■ GOAL OF THE EXERCISE: Find each line in the records below that contains the word "icon", and copy it out.

■ PROVIDED MATERIAL:
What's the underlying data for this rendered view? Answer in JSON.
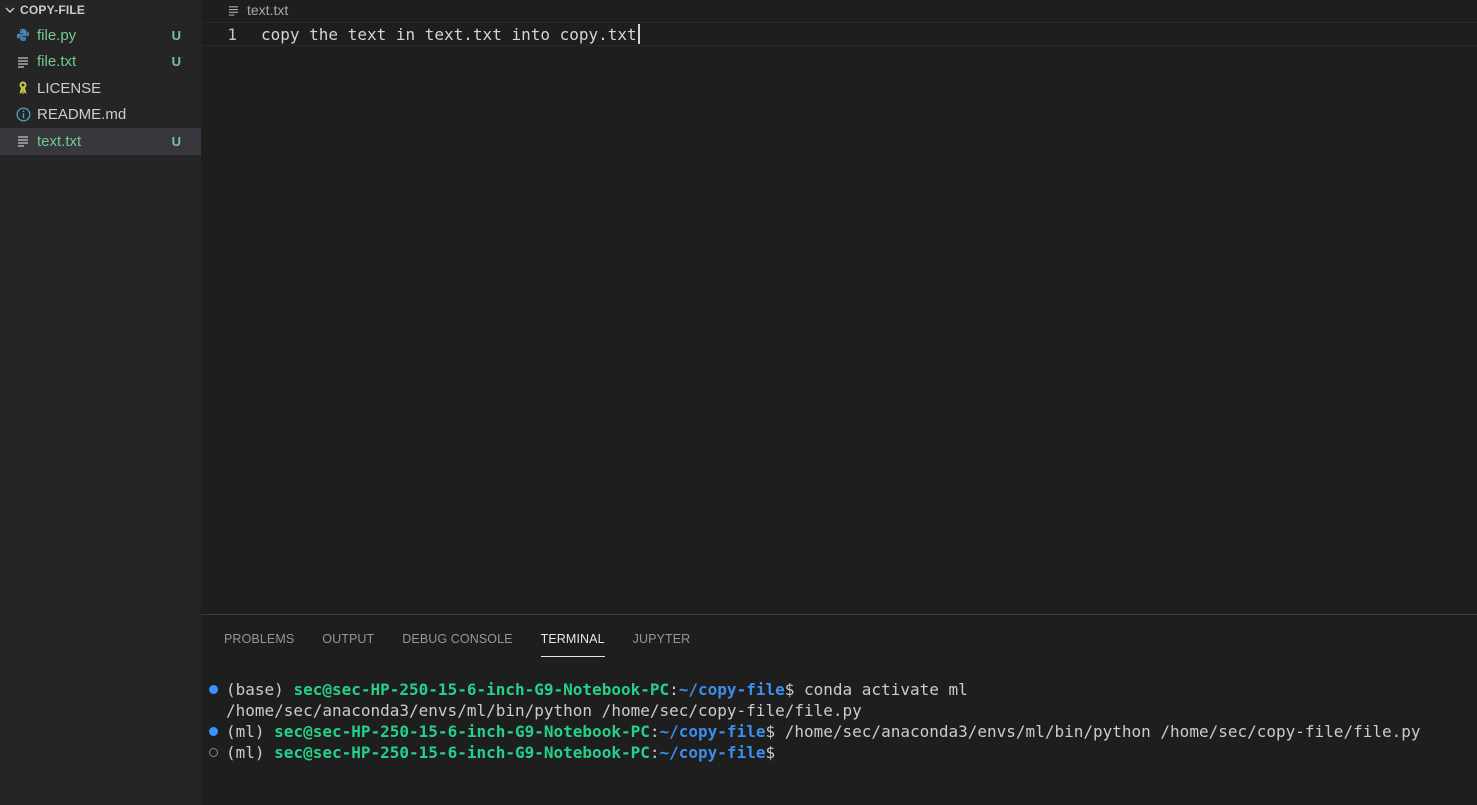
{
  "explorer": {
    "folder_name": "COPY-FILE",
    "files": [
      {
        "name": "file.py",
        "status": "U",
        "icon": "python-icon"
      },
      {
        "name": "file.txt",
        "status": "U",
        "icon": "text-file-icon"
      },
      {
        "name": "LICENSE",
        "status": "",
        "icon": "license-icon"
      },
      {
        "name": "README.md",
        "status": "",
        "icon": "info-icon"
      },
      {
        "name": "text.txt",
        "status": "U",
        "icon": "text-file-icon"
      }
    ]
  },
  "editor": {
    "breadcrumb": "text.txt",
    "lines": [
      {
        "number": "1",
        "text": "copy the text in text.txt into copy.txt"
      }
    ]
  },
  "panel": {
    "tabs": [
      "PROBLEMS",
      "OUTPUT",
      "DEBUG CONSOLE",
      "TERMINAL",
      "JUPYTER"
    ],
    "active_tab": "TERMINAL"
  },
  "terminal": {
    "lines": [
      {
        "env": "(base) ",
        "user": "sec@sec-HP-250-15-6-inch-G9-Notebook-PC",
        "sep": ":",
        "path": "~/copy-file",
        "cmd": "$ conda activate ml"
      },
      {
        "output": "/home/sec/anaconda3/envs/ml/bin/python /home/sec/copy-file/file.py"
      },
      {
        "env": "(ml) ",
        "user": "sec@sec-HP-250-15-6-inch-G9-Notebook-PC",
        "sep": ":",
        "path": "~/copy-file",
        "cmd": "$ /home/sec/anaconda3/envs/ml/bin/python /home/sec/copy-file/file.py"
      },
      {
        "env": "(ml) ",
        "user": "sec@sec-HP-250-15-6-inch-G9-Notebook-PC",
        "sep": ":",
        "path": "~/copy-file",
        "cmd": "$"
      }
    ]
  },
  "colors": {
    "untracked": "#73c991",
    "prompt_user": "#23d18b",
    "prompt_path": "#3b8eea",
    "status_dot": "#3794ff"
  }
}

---

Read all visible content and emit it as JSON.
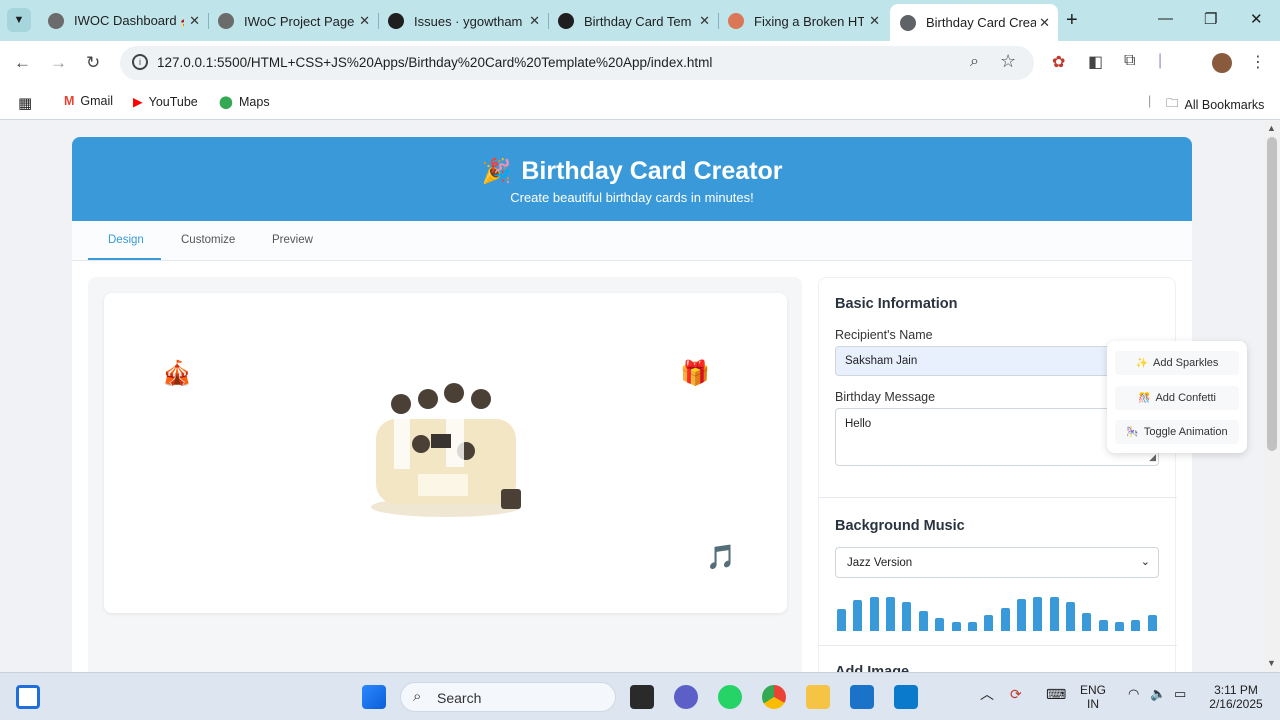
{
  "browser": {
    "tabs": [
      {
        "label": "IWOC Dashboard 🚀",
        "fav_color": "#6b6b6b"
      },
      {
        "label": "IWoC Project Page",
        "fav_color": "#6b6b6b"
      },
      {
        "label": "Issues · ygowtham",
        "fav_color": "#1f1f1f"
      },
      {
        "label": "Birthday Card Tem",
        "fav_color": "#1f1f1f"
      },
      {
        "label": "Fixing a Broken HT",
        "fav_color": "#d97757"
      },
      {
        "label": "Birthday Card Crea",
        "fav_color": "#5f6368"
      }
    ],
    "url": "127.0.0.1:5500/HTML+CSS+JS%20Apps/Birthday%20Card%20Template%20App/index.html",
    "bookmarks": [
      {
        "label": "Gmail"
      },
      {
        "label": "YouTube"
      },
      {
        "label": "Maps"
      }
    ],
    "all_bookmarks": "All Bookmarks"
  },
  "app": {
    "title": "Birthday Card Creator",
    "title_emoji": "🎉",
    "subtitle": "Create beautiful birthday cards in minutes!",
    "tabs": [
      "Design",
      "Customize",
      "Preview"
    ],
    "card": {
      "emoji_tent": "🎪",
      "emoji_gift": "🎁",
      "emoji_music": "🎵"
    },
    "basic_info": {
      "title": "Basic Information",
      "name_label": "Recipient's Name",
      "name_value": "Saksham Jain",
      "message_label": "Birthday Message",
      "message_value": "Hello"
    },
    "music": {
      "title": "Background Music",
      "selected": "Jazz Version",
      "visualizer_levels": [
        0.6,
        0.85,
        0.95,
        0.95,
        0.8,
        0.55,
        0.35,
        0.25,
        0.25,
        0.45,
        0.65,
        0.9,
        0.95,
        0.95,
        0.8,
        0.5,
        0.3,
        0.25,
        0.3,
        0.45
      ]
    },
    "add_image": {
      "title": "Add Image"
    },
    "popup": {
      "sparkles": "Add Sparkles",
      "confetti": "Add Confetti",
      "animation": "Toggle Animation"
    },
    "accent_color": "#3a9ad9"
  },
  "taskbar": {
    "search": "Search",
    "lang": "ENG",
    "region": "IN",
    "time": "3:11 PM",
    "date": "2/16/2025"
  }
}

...

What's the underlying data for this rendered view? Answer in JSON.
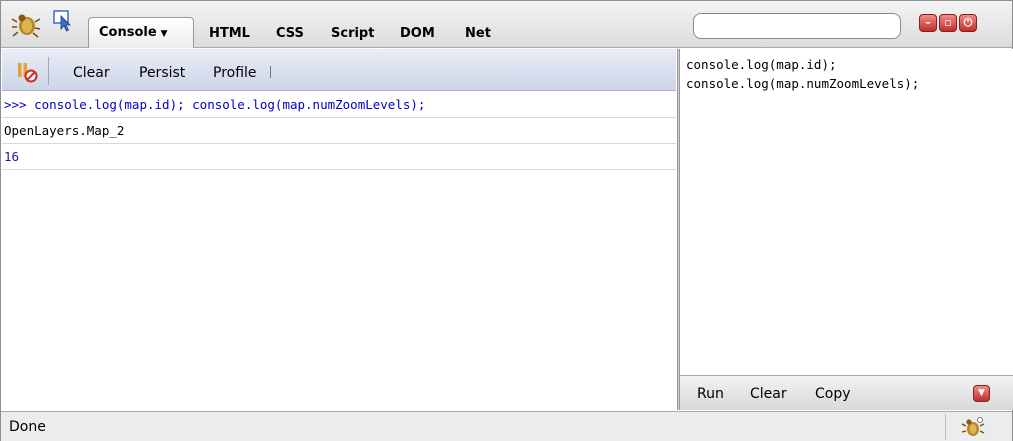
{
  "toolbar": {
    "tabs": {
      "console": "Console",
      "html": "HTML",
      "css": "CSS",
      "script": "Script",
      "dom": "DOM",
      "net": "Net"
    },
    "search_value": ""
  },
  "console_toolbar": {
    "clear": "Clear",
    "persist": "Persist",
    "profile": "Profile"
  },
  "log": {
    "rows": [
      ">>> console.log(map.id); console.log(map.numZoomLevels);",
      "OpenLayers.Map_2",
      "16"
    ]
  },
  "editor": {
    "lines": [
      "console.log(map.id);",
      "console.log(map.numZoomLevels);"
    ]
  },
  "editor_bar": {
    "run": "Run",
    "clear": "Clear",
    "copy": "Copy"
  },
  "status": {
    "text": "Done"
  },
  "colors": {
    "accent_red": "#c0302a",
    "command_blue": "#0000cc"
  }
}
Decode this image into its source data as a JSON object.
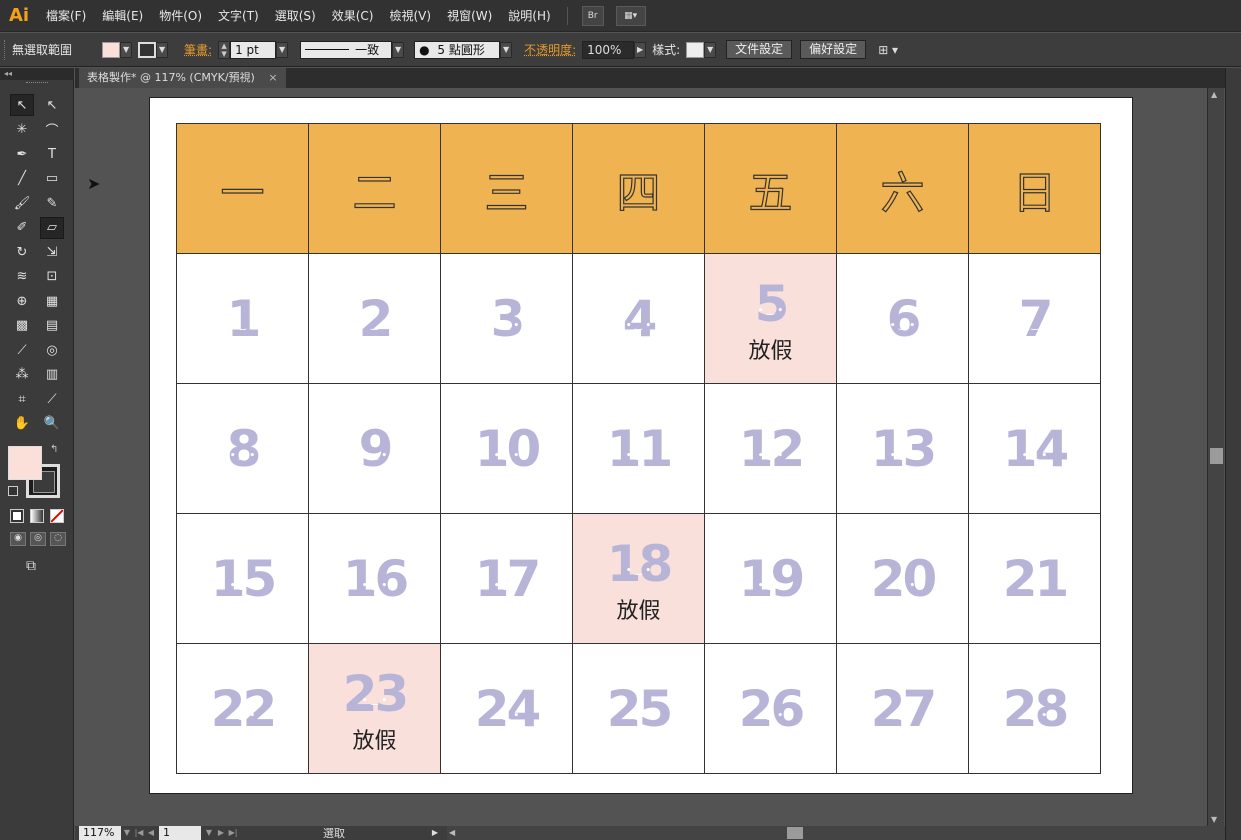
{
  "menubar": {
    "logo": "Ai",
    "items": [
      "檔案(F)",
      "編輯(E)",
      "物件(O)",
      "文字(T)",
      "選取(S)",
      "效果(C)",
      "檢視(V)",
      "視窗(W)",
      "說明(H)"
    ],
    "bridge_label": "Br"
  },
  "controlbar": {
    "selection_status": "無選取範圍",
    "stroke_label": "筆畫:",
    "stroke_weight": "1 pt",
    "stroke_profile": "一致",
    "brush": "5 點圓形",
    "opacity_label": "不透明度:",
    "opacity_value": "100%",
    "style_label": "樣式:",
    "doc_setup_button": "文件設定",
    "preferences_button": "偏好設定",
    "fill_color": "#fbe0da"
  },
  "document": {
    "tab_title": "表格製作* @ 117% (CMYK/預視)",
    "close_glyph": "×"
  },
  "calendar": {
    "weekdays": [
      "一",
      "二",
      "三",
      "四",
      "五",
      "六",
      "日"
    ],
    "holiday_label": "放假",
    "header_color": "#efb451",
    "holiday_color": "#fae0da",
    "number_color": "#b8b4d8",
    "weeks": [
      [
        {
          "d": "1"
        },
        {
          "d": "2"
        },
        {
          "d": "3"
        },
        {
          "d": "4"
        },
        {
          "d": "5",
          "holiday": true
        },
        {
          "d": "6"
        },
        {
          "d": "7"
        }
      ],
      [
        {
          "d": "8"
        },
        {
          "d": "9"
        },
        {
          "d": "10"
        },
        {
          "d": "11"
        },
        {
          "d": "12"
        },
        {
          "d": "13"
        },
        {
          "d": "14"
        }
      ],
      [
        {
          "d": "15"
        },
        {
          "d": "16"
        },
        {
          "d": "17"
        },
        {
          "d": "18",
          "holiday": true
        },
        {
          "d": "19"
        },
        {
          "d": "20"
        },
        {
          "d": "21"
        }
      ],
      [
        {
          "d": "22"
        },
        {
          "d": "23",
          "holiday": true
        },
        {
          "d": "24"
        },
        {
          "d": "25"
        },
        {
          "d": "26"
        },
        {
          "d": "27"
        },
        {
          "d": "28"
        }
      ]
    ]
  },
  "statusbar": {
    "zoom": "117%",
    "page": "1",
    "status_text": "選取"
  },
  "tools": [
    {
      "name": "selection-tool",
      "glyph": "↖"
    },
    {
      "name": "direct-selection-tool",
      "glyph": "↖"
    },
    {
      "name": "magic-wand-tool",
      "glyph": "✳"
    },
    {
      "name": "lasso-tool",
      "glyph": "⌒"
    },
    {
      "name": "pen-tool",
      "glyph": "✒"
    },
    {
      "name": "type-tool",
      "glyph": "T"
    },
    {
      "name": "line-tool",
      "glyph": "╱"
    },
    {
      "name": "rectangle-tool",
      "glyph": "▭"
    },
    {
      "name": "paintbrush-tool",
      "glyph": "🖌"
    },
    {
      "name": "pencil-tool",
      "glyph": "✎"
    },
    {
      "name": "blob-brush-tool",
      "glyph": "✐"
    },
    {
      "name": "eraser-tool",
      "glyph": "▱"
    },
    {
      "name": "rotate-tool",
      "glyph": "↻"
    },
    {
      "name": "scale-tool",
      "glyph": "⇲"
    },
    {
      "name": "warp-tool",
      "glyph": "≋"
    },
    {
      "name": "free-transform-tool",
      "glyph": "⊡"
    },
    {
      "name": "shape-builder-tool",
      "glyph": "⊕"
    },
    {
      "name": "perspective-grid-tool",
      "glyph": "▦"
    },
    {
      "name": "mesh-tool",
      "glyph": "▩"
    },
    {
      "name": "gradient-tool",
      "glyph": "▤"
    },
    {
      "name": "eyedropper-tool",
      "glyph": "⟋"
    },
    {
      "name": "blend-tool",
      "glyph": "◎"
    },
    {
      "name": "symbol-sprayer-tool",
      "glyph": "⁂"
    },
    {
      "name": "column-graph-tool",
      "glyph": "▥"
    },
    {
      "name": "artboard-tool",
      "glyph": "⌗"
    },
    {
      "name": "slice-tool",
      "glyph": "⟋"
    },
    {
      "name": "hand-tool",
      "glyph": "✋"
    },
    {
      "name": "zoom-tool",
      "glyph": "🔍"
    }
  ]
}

■ WRITTEN RESPONSE:
        "icon": "python-icon"
        "icon": "text-file-icon"
        "icon": "license-icon"
        "icon": "info-icon"
        "icon": "text-file-icon"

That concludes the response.